*** Opening Data extracts ***

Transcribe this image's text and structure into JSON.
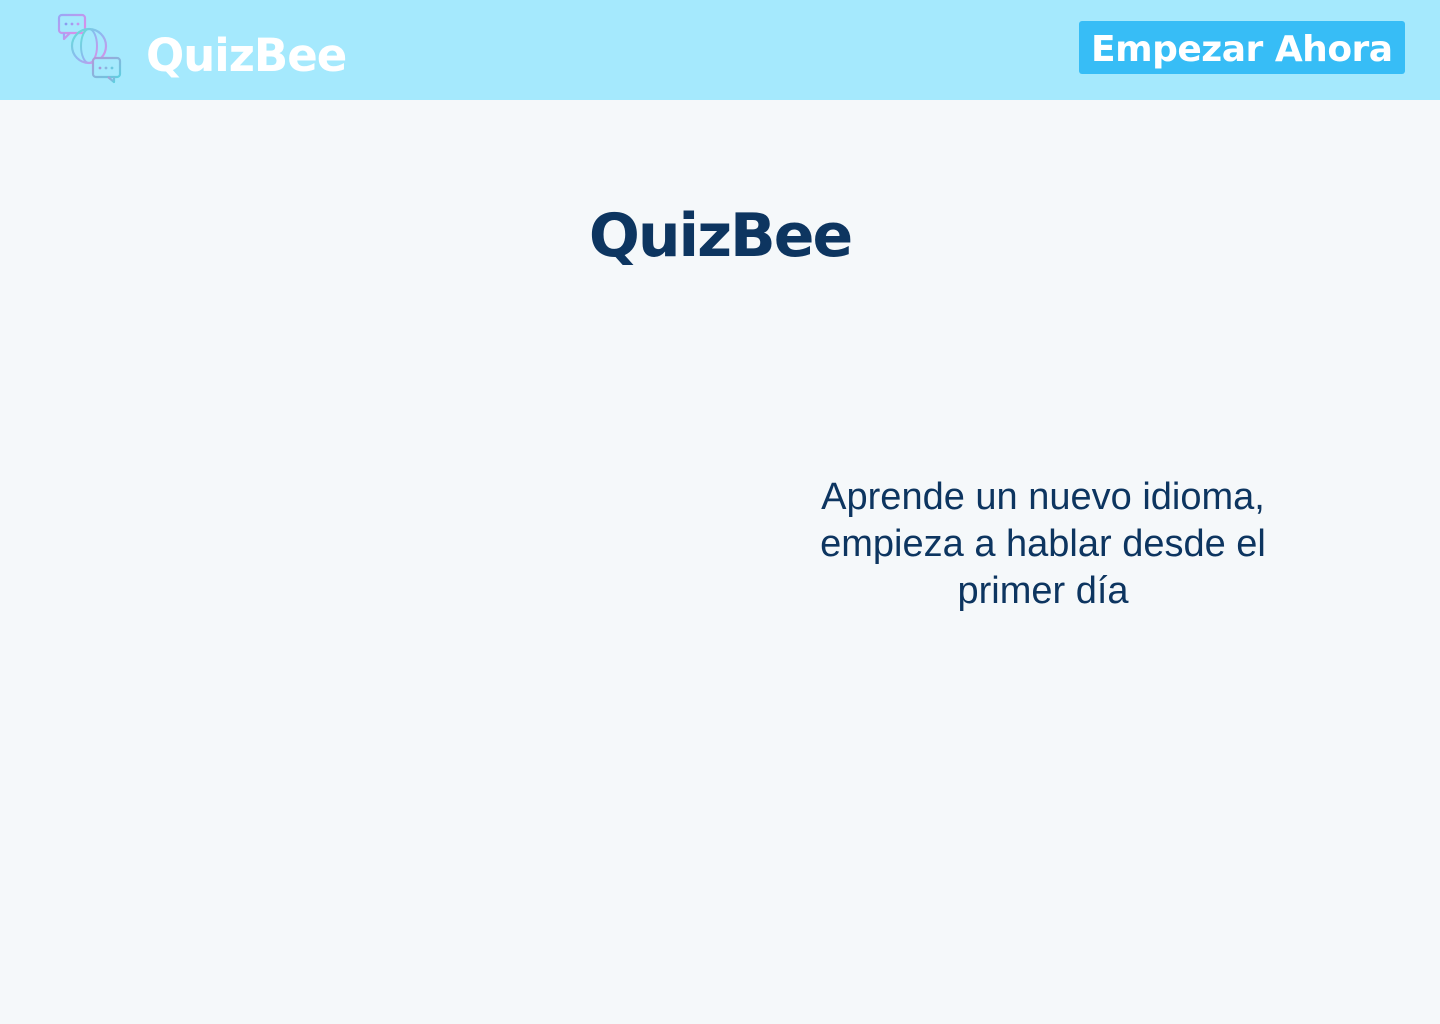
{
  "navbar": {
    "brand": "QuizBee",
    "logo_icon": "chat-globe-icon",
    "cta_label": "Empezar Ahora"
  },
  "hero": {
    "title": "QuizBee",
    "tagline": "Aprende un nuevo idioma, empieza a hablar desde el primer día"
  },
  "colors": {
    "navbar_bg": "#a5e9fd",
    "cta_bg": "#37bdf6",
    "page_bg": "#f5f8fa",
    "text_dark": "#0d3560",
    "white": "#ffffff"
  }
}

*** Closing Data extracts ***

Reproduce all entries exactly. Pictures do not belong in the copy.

Transcribe this image's text and structure into JSON.
{
  "navbar": {
    "brand": "QuizBee",
    "logo_icon": "chat-globe-icon",
    "cta_label": "Empezar Ahora"
  },
  "hero": {
    "title": "QuizBee",
    "tagline": "Aprende un nuevo idioma, empieza a hablar desde el primer día"
  },
  "colors": {
    "navbar_bg": "#a5e9fd",
    "cta_bg": "#37bdf6",
    "page_bg": "#f5f8fa",
    "text_dark": "#0d3560",
    "white": "#ffffff"
  }
}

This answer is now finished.